Any exposure of the Hot Combustion gases to Temperatures below the ignition temperature of Creosote Famously 451dF, at temperatures around
250dF its vapors will settle out, collecting on the Heaters internal passages NOTE that this temperature is above the boiling point of water ! Any one
who thinks a RMH burns loudly has never heard a Creosote/chimney fire ! So the location of a boiler must be well planed for ( most of your fellow
Members will only use un-pressurized systems for safety with solid fuel fired Heaters ) Again it is a good idea to find a set of Masonry Plans and follow
the design very closely !
A Rocket stove does not have an 'insulated pipe' the heat riser, Only the current style Rocket Mass Heaters RMHs (with or without mass)! Current
recommendations would be a heat riser/ Barrel gap of 2'' for a 6'' system and more with an 8'' system !
Because of the high combustion Temps of ever the Rocket or the Masonry Heater, the ash produced is fly ash. A years fly ash production might be as
much as two loafs of store bought bread. A good yearly cleaning before the start of your heating season should be sufficient , following a well executed
design is the best way to have your clean out where it will work for you not against you !
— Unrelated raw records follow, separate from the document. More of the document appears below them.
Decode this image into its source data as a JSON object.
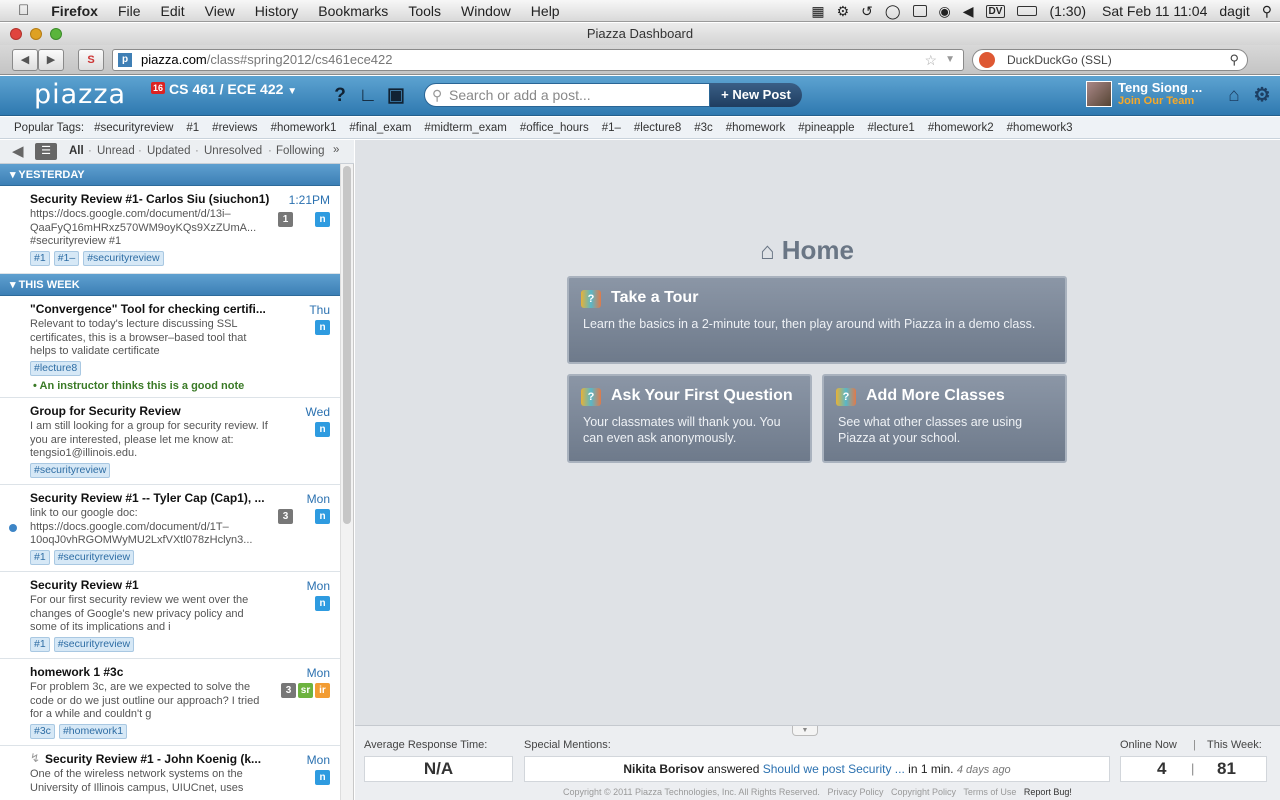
{
  "menubar": {
    "app": "Firefox",
    "items": [
      "File",
      "Edit",
      "View",
      "History",
      "Bookmarks",
      "Tools",
      "Window",
      "Help"
    ],
    "battery": "(1:30)",
    "datetime": "Sat Feb 11  11:04",
    "user": "dagit",
    "input_source": "DV"
  },
  "window": {
    "title": "Piazza Dashboard"
  },
  "navbar": {
    "url_host": "piazza.com",
    "url_path": "/class#spring2012/cs461ece422",
    "search_engine": "DuckDuckGo (SSL)"
  },
  "header": {
    "logo": "piazza",
    "class_badge": "16",
    "class_name": "CS 461 / ECE 422",
    "search_placeholder": "Search or add a post...",
    "new_post": "+ New Post",
    "user_name": "Teng Siong ...",
    "join_link": "Join Our Team"
  },
  "tagbar": {
    "label": "Popular Tags:",
    "tags": [
      "#securityreview",
      "#1",
      "#reviews",
      "#homework1",
      "#final_exam",
      "#midterm_exam",
      "#office_hours",
      "#1–",
      "#lecture8",
      "#3c",
      "#homework",
      "#pineapple",
      "#lecture1",
      "#homework2",
      "#homework3"
    ]
  },
  "filters": {
    "all": "All",
    "unread": "Unread",
    "updated": "Updated",
    "unresolved": "Unresolved",
    "following": "Following",
    "more": "»"
  },
  "feed": {
    "groups": [
      {
        "label": "YESTERDAY"
      },
      {
        "label": "THIS WEEK"
      }
    ],
    "posts": [
      {
        "title": "Security Review #1- Carlos Siu (siuchon1)",
        "snippet": "https://docs.google.com/document/d/13i–QaaFyQ16mHRxz570WM9oyKQs9XzZUmA... #securityreview #1",
        "when": "1:21PM",
        "count": "1",
        "new": "n",
        "tags": [
          "#1",
          "#1–",
          "#securityreview"
        ]
      },
      {
        "title": "\"Convergence\" Tool for checking certifi...",
        "snippet": "Relevant to today's lecture discussing SSL certificates, this is a browser–based tool that helps to validate certificate",
        "when": "Thu",
        "new": "n",
        "tags": [
          "#lecture8"
        ],
        "note": "An instructor thinks this is a good note"
      },
      {
        "title": "Group for Security Review",
        "snippet": "I am still looking for a group for security review. If you are interested, please let me know at: tengsio1@illinois.edu.",
        "when": "Wed",
        "new": "n",
        "tags": [
          "#securityreview"
        ]
      },
      {
        "title": "Security Review #1 -- Tyler Cap (Cap1), ...",
        "snippet": "link to our google doc: https://docs.google.com/document/d/1T–10oqJ0vhRGOMWyMU2LxfVXtl078zHclyn3...",
        "when": "Mon",
        "count": "3",
        "new": "n",
        "tags": [
          "#1",
          "#securityreview"
        ]
      },
      {
        "title": "Security Review #1",
        "snippet": "For our first security review we went over the changes of Google's new privacy policy and some of its implications and i",
        "when": "Mon",
        "new": "n",
        "tags": [
          "#1",
          "#securityreview"
        ]
      },
      {
        "title": "homework 1 #3c",
        "snippet": "For problem 3c, are we expected to solve the code or do we just outline our approach? I tried for a while and couldn't g",
        "when": "Mon",
        "count": "3",
        "sr": "sr",
        "ir": "ir",
        "tags": [
          "#3c",
          "#homework1"
        ]
      },
      {
        "title": "Security Review #1 - John Koenig (k...",
        "snippet": "One of the wireless network systems on the University of Illinois campus, UIUCnet, uses",
        "when": "Mon",
        "new": "n"
      }
    ]
  },
  "home": {
    "title": "Home",
    "cards": [
      {
        "title": "Take a Tour",
        "desc": "Learn the basics in a 2-minute tour, then play around with Piazza in a demo class."
      },
      {
        "title": "Ask Your First Question",
        "desc": "Your classmates will thank you. You can even ask anonymously."
      },
      {
        "title": "Add More Classes",
        "desc": "See what other classes are using Piazza at your school."
      }
    ]
  },
  "stats": {
    "avg_label": "Average Response Time:",
    "avg_value": "N/A",
    "mentions_label": "Special Mentions:",
    "mention_user": "Nikita Borisov",
    "mention_verb": "answered",
    "mention_link": "Should we post Security ...",
    "mention_in": "in 1 min.",
    "mention_ago": "4 days ago",
    "online_label": "Online Now",
    "week_label": "This Week:",
    "online_value": "4",
    "week_value": "81",
    "sep": "|",
    "copyright": "Copyright © 2011 Piazza Technologies, Inc. All Rights Reserved.",
    "privacy": "Privacy Policy",
    "copyright_policy": "Copyright Policy",
    "terms": "Terms of Use",
    "report": "Report Bug!"
  }
}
In order to help you more clearly see the layout and benefits of the RMH system, and then clearly articulate your new ideas may I Recommend going
to :::--> Rocketstoves.Com for an instant download of PDF copies of the brand new 3rd edition of Rocket Mass Heaters this is ''The Book''
It will help you share and understand ideas/concepts of Your RMHs Size(s), Shape(s) and orientation to each other and the whole, and save you time
money and frustration ! - In Haste Big AL
Joined: Oct 12, 2014
Thanks for the valuable pointers Al.
I did want to make a Kuznetsov-type free gas movement stove incorporating my existing fire box, ( because I paid a lot of money for it ) but alas, if RMH's and Russian stoves do indeed get up to those temps, then I understand the non-feasibility of such a project
And better that I know now, than to do a lot of work and spend more money, and end up with problems ..and probably also ruin the firebox.
A great pity, because I've had the stove for about six years, and it's unused, and in addition, the bloody thing cost me 1,000 Euros.. Damn!!
Still, if I can get an efficient Russian heater design and build it, then I shall be happy, and possibly save that amount in wood over a few winters.
I have a wood burner pyramid-style design at the moment, a design which is typically Bulgarian, but now, in the autumn and also in spring, if I fire it up, it goes from being fairly cold (which is the reason I light it ) to severely roasting and unbearably hot after 15 minutes. Hence the idea for a Russian stove which would release gentle heat throughout the day and night.
Can anyone recommend anywhere that I can get any 'Dragon heater'-type plans, which would incorporate a RMH front end (with a vertical fuel feed to a 'J' tube) with a couple of Kuznetsov-type masonry bells for heat storage?
I have a lot of space that I need to heat, so a marriage of the two designs would be ideal.
I'm really impressed with your heater. It seems much simpler than any masonry stove plans that I've seen and it makes it much more feasible as a DIY project.
I'd just like to know a little more about pouring the cement for the chambers. Can you tell me what product you used and where it might be available? I've only found small tubs of fire cement and it would take fifty or so of those! Did you mix it with sand/gravel? And what's the approximate thickness?
Can you also let me know in which part of the heater you would have installed the slide damper that you mentioned in a later comment? Would closeable vents in the door have the same effect?
Joined: Mar 04, 2013
Location: Upstate NY, zone 5
A bypass damper would allow the gases to escape directly from the top of a bell to the chimney, without being forced back down first. Ideally, it would go from the top of the first bell to the chimney; you would need to plan routing in advance to allow this. Even inserting a damper in one or both bells to allow the gases to go straight through the top of the partition wall (as shown in one of the photos) would help.